Title: (Un)Answered
Author: nnaylime
Author’s Email: nnaylime@livejournal.com
Rating: PG
Pairing: Laura Roslin
Summary: “The prayers continued even as the gods failed to listen.”
Spoilers (if any): nothing beyond “Act of Contrition”

Disclaimer: "Battlestar Galactica," the characters, and situations depicted are the property of Ron Moore, David Eick, SciFi, R&D TV, Sky TV, and USA Cable Entertainment LLC. This piece of fan fiction was created for entertainment not monetary purposes. Previously unrecognized characters and places, and this story, are copyrighted to the author. Any similarity to real persons, living or dead, is coincidental and not intended by the author. This site is in no way affiliated with "Battlestar Galactica," SciFi, or any representatives of the actors whose characters are involved.

Author’s Notes: Written for [info]bsg_hiatusthon where my prompt was The first time Laura Roslin prayed in earnest

Thanks: To [info]pocketwitch and [info]uisge_beatha for the beta

It started as a child’s prayer. “Please, gods,” she would whisper, as her mother slept restlessly in the room adjacent to hers. “Please, gods,” she would ask as she listened to her mother’s rough, breathless cough. “Please, gods,” she would beg, as she drove her mother to a doctor’s appointment, reassuring her that yes, that scarf covering her baldness really didn’t look too ridiculous. “Please gods,” she would pray, “let her get better.”

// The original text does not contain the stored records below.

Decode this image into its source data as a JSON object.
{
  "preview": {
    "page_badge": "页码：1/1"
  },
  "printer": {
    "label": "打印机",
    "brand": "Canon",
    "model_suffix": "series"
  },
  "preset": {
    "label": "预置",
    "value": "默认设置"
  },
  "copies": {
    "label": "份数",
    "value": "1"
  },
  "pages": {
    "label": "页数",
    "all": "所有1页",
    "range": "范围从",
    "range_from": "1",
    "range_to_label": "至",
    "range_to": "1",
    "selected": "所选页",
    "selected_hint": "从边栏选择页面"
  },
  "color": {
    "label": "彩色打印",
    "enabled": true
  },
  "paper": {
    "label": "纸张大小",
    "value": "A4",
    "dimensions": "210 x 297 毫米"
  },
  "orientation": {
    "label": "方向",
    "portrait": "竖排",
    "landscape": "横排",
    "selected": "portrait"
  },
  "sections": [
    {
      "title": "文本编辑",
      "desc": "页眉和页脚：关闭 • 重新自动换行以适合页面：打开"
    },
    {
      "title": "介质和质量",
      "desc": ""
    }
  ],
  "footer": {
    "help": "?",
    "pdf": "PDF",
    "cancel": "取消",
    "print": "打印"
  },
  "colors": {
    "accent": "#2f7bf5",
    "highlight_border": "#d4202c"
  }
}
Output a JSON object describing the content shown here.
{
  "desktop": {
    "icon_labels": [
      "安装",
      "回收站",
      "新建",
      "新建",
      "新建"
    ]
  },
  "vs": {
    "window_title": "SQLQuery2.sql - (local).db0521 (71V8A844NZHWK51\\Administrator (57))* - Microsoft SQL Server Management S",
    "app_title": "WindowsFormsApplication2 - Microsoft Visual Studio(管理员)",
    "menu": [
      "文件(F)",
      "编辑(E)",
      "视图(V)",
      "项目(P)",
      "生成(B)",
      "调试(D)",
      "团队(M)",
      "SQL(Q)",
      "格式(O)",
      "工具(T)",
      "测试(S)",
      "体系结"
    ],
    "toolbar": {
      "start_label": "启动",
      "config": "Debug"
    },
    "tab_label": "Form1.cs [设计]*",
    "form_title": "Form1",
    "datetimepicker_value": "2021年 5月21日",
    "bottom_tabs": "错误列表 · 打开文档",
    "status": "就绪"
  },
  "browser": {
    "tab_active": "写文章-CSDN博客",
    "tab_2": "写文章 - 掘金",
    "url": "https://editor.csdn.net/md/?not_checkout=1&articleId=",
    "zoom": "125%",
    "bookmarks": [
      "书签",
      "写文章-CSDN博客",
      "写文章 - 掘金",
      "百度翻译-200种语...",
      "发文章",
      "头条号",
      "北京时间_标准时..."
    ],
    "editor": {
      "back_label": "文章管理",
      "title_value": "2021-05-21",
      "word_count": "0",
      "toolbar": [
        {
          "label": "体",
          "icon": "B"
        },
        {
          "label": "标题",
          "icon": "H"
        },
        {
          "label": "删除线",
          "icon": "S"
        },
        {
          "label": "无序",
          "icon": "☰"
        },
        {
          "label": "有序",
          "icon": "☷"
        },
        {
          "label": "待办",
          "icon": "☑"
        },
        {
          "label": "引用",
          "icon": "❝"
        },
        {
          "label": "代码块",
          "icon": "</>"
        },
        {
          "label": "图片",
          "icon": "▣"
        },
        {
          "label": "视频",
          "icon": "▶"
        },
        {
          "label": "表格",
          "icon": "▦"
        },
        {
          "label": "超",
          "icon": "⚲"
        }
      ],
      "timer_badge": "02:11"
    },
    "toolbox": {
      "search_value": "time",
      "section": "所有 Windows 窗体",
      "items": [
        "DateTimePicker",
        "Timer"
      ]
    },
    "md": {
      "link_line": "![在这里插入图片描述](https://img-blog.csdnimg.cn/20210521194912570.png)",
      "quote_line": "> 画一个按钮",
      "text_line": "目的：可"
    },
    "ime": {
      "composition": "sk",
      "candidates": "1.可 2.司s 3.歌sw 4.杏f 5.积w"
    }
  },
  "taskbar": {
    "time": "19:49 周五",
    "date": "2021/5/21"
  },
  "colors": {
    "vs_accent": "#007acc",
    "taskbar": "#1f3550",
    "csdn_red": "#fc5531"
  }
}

The prayers continued even as the gods failed to listen. “Please gods,” she would whisper, as she helped her mother to eat. (Their roles had somehow become reversed, and she was now the caretaker.) “Please gods,” she would pray, helping her naked, shivering, frail mother into the shower. (There was something wrong in her mother’s nakedness—her mother’s vulnerability.) “Please gods,” she would beg, as she watched the doctors make concerned noises and cryptic notes in her mother’s medical charts. “Please gods,” she asked, “don’t let her suffer anymore.” (She really didn’t want her to suffer anymore.)

The prayer grew more urgent—more needful. “Please gods,” she asked, injecting a little more morpha in her mother’s IV, taking away the pain because the gods had failed to. “Please gods,” she prayed, touching tiny slivers of ice to her mother’s tongue, giving her the small measures of liquid that she could handle, spreading some waxy petroleum jelly over her cracked, bleeding lips to try ease the pain “Please gods,” she implored, working lotion into her mother’s paper-thin skin in an attempt to stave off bedsores, “just end this. Let her go with dignity.”

And still the gods failed to answer her, and her faith, became tested. Her mother’s body grew more and more frail—her hipbones jutting through her translucent skin, her hair gone, her lips chapped to the point that her mouth appeared to be nothing more than a dark slit in her skeletal face. Even her teeth had begun to fall out. “Please gods,” she prayed, and injected just a little more morpha into her mother’s IV (and as her mother’s eyelids fluttered shut). “Please gods,” she begged, as she continued to depress the plunger (and as her mother’s breathing grew more shallow). “Please gods,” she asked as she slipped the needle into the pocket of her trousers (to dispose of later). “Please gods,” she whispered, seeing that her mother had flatlined, “don’t punish me too severely for this.”